On This Day in Military History: April 11th
On 11 April 1951, U.S. President Harry S. Truman relieved General of the Army Douglas MacArthur of his commands after MacArthur made public statements which contradicted the administration's policies. MacArthur was a popular hero of World War II who was then the commander of United Nations forces fighting in the Korean War, and his relief remains a controversial topic in the field of civil-military relations.
An apolitical military was an American tradition, but one that was difficult to uphold in an era when American forces were employed overseas in large numbers. The principle of civilian control of the military was also ingrained, but the rising complexity of military technology led to the creation of a professional military.

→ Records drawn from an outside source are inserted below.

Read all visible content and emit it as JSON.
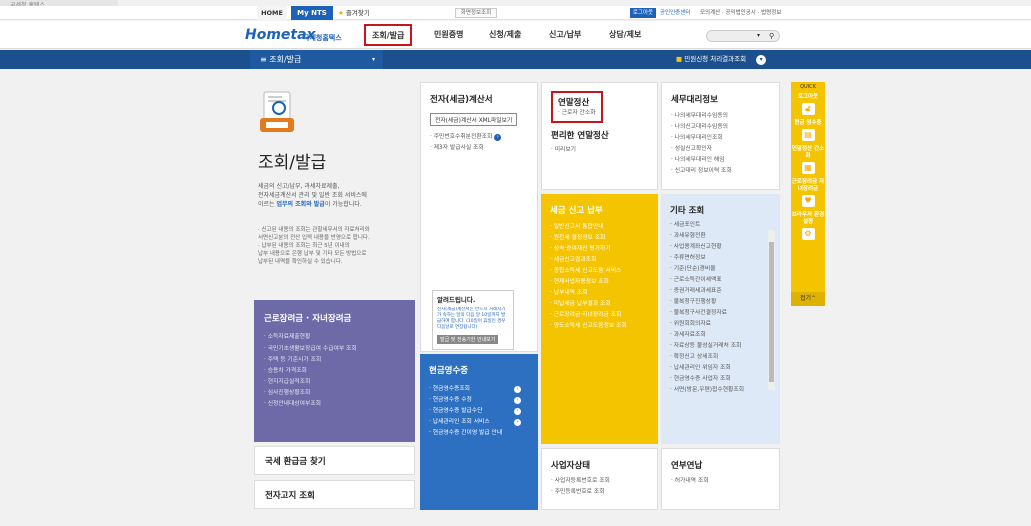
{
  "browser": {
    "tab_title": "국세청 홈택스"
  },
  "topbar": {
    "home": "HOME",
    "mynts": "My NTS",
    "fav": "즐겨찾기",
    "search_mini": "화면정보조회",
    "login": "로그아웃",
    "cert": "공인인증센터",
    "links": "모의계산 · 공익법인공시 · 법령정보"
  },
  "nav": {
    "logo_main": "Hometax",
    "logo_sub": "국세청홈택스",
    "items": [
      "조회/발급",
      "민원증명",
      "신청/제출",
      "신고/납부",
      "상담/제보"
    ],
    "search_placeholder": ""
  },
  "subbar": {
    "current": "조회/발급",
    "right_text": "민원신청 처리결과조회"
  },
  "hero": {
    "title": "조회/발급",
    "desc_1": "세금의 신고/납부, 과세자료제출,",
    "desc_2": "전자세금계산서 관리 및 일반 조회 서비스에",
    "desc_3": "이르는",
    "desc_bold": "업무의 조회와 발급",
    "desc_4": "이 가능합니다.",
    "note_1": "· 신고된 내용의 조회는 관할세무서의 자료처리와",
    "note_2": "  서면신고분의 전산 입력 내용을 반영으로 합니다.",
    "note_3": "· 납부된 내용의 조회는 최근 5년 이내의",
    "note_4": "  납부 내용으로 은행 납부 및 기타 모든 방법으로",
    "note_5": "  납부된 내역을 확인하실 수 있습니다."
  },
  "panels": {
    "einvoice": {
      "title": "전자(세금)계산서",
      "button": "전자(세금)계산서 XML파일보기",
      "items": [
        "주민번호수취분전환조회",
        "제3자 발급사실 조회"
      ]
    },
    "notice": {
      "title": "알려드립니다.",
      "text": "전자(세금)계산서는 반드시 거래시기가 속하는 달의 다음 달 10일까지 발급하여 합니다. (10일이 휴일인 경우 다음날로 연장됩니다)",
      "button": "발급 및 전송기한 안내보기"
    },
    "yearend": {
      "title": "연말정산",
      "items": [
        "근로자 간소화"
      ]
    },
    "easy_yearend": {
      "title": "편리한 연말정산",
      "items": [
        "미리보기"
      ]
    },
    "tax_agent": {
      "title": "세무대리정보",
      "items": [
        "나의세무대리수임동의",
        "나의신고대리수임동의",
        "나의세무대리인조회",
        "성실신고확인자",
        "나의세무대리인 해임",
        "신고대리 정보이력 조회"
      ]
    },
    "filing": {
      "title": "세금 신고 납부",
      "items": [
        "일반신고서 통합안내",
        "원천세 결정정보 조회",
        "상속·증여재산 평가하기",
        "세금신고결과조회",
        "종합소득세 신고도움 서비스",
        "현재사업자용정보 조회",
        "납부내역 조회",
        "미납세금 납부결과 조회",
        "근로장려금·자녀장려금 조회",
        "양도소득세 신고도움정보 조회"
      ]
    },
    "other": {
      "title": "기타 조회",
      "items": [
        "세금포인트",
        "과세유형전환",
        "사업용계좌신고현황",
        "주류면허정보",
        "기준(단순)경비율",
        "근로소득간이세액표",
        "증권거래세과세표준",
        "불복청구진행상황",
        "불복청구사건결정자료",
        "위원회회의자료",
        "과세자료조회",
        "자료상등 불성실거래처 조회",
        "확정신고 상세조회",
        "납세관리인 위임자 조회",
        "현금영수증 사업자 조회",
        "서면(방문,우편)접수현황조회"
      ]
    },
    "labor": {
      "title": "근로장려금 · 자녀장려금",
      "items": [
        "소득자료제출현황",
        "국민기초생활보장급여 수급여부 조회",
        "주택 등 기준시가 조회",
        "승용차 가격조회",
        "현지지급실적조회",
        "심사진행상황조회",
        "신청안내대상여부조회"
      ]
    },
    "cashreceipt": {
      "title": "현금영수증",
      "items": [
        "현금영수증조회",
        "현금영수증 수정",
        "현금영수증 발급수단",
        "납세관리인 조회 서비스",
        "현금영수증 간이영 발급 안내"
      ]
    },
    "refund": {
      "title": "국세 환급금 찾기"
    },
    "ebill": {
      "title": "전자고지 조회"
    },
    "bizstatus": {
      "title": "사업자상태",
      "items": [
        "사업자등록번호로 조회",
        "주민등록번호로 조회"
      ]
    },
    "pension": {
      "title": "연부연납",
      "items": [
        "허가내역 조회"
      ]
    }
  },
  "quick": {
    "title": "QUICK",
    "items": [
      "로그아웃",
      "현금 영수증",
      "연말정산 간소화",
      "근로장려금 자녀장려금",
      "브라우저 환경설정"
    ],
    "close": "접기"
  },
  "colors": {
    "brand": "#1d62b8",
    "nav_dark": "#1c4f8e",
    "purple": "#6e6aa7",
    "blue": "#2d6fc1",
    "yellow": "#f5c400",
    "lightblue": "#dde9f6",
    "highlight": "#c4161c"
  }
}
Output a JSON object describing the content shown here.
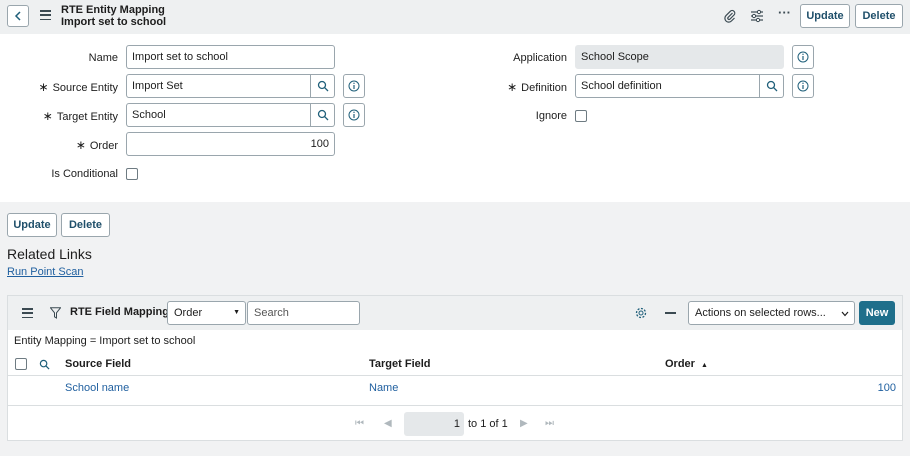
{
  "header": {
    "title_line1": "RTE Entity Mapping",
    "title_line2": "Import set to school",
    "update_label": "Update",
    "delete_label": "Delete"
  },
  "form": {
    "name_label": "Name",
    "name_value": "Import set to school",
    "source_entity_label": "Source Entity",
    "source_entity_value": "Import Set",
    "target_entity_label": "Target Entity",
    "target_entity_value": "School",
    "order_label": "Order",
    "order_value": "100",
    "is_conditional_label": "Is Conditional",
    "application_label": "Application",
    "application_value": "School Scope",
    "definition_label": "Definition",
    "definition_value": "School definition",
    "ignore_label": "Ignore",
    "required_mark": "∗"
  },
  "actions": {
    "update_label": "Update",
    "delete_label": "Delete"
  },
  "related_links": {
    "title": "Related Links",
    "links": [
      "Run Point Scan"
    ]
  },
  "related_list": {
    "title": "RTE Field Mappings",
    "search_field_select": "Order",
    "search_placeholder": "Search",
    "actions_select": "Actions on selected rows...",
    "new_label": "New",
    "filter_text": "Entity Mapping = Import set to school",
    "columns": [
      "Source Field",
      "Target Field",
      "Order"
    ],
    "sort_indicator": "▲",
    "rows": [
      {
        "source_field": "School name",
        "target_field": "Name",
        "order": "100"
      }
    ],
    "pagination": {
      "current_page": "1",
      "summary": "to 1 of 1"
    }
  },
  "colors": {
    "accent": "#1f6f8b",
    "link": "#1f5f9f",
    "header_bg": "#eef0f1"
  }
}
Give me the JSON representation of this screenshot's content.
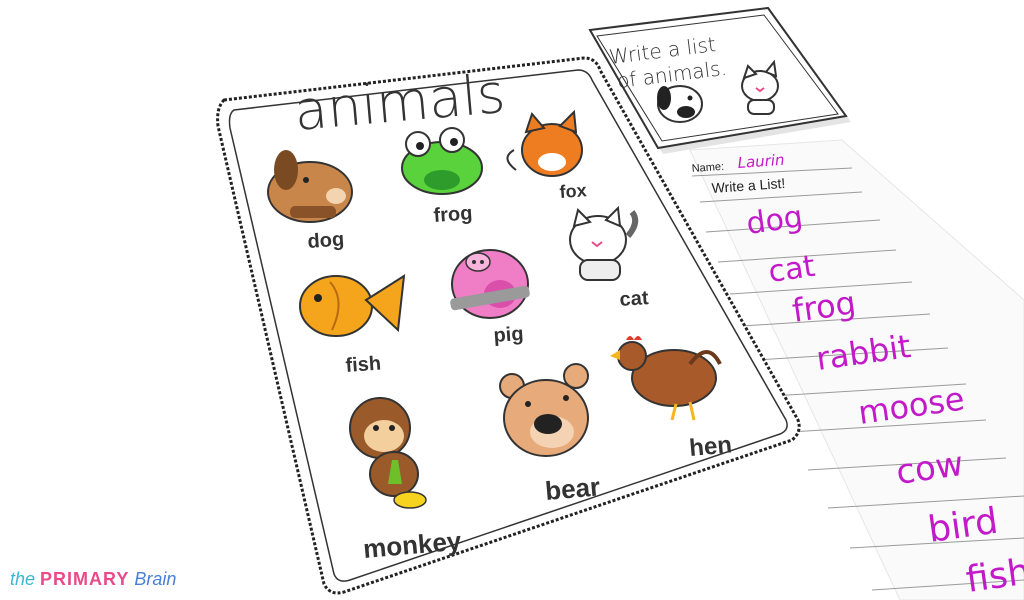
{
  "card": {
    "title": "animals",
    "labels": {
      "dog": "dog",
      "frog": "frog",
      "fox": "fox",
      "fish": "fish",
      "pig": "pig",
      "cat": "cat",
      "monkey": "monkey",
      "bear": "bear",
      "hen": "hen"
    }
  },
  "prompt_card": {
    "line1": "Write a list",
    "line2": "of animals."
  },
  "worksheet": {
    "name_label": "Name:",
    "name_value": "Laurin",
    "heading": "Write a List!",
    "entries": [
      "dog",
      "cat",
      "frog",
      "rabbit",
      "moose",
      "cow",
      "bird",
      "fish"
    ]
  },
  "brand": {
    "part1": "the",
    "part2": "PRIMARY",
    "part3": "Brain"
  },
  "colors": {
    "handwriting": "#c21ac9",
    "brand_blue": "#39b7d5",
    "brand_pink": "#e84a8a"
  }
}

This made civilian control increasingly problematic when coupled with the constitutional division of powers between the President as commander-in-chief, and the Congress with its power to raise armies, maintain a navy, and wage wars. In relieving MacArthur for failing to "respect the authority of the President" by privately communicating with Congress, Truman upheld the President's role as pre-eminent. Read more @ Wikipedia